▶ [TASK]:
Copy out each line of the data that holds the string "icon".

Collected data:

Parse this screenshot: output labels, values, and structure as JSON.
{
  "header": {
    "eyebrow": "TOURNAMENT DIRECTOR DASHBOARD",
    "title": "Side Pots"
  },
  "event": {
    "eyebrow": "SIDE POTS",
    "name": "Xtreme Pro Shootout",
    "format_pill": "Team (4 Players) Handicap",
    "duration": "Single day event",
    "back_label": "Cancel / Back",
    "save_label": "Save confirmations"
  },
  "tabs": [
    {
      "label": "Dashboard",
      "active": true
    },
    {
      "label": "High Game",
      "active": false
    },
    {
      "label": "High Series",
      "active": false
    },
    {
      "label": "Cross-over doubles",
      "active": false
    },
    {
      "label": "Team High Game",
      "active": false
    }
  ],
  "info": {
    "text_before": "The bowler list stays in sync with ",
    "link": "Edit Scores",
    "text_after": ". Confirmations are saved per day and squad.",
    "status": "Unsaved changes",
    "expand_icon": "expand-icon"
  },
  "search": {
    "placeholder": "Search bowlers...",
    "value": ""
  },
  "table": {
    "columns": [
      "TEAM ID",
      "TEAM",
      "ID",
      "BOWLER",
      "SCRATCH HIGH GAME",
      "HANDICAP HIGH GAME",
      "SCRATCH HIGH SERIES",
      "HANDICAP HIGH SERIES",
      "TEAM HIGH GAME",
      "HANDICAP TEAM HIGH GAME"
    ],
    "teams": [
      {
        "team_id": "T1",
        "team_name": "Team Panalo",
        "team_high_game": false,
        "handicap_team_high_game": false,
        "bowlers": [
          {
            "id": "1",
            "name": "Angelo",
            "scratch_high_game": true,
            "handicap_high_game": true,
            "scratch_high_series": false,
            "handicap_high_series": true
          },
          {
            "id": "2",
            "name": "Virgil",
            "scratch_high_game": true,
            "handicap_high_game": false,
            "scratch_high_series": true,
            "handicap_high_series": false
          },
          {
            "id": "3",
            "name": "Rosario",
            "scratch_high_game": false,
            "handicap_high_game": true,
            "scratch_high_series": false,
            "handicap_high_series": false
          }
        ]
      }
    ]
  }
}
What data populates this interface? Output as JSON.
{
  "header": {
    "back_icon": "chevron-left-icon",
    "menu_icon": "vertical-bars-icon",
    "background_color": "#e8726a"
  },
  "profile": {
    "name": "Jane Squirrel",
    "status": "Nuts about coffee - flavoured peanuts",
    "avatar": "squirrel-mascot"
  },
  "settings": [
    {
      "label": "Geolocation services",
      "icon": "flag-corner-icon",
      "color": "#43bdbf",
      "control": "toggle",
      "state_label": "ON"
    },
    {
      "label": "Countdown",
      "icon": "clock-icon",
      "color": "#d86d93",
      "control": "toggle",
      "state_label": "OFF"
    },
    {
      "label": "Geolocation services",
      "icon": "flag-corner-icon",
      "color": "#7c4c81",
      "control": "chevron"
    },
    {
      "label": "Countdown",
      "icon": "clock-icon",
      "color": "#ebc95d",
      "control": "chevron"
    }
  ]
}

▶ [TASK RESULT]:
    "expand_icon": "expand-icon"
    "back_icon": "chevron-left-icon",
    "menu_icon": "vertical-bars-icon",
      "icon": "flag-corner-icon",
      "icon": "clock-icon",
      "icon": "flag-corner-icon",
      "icon": "clock-icon",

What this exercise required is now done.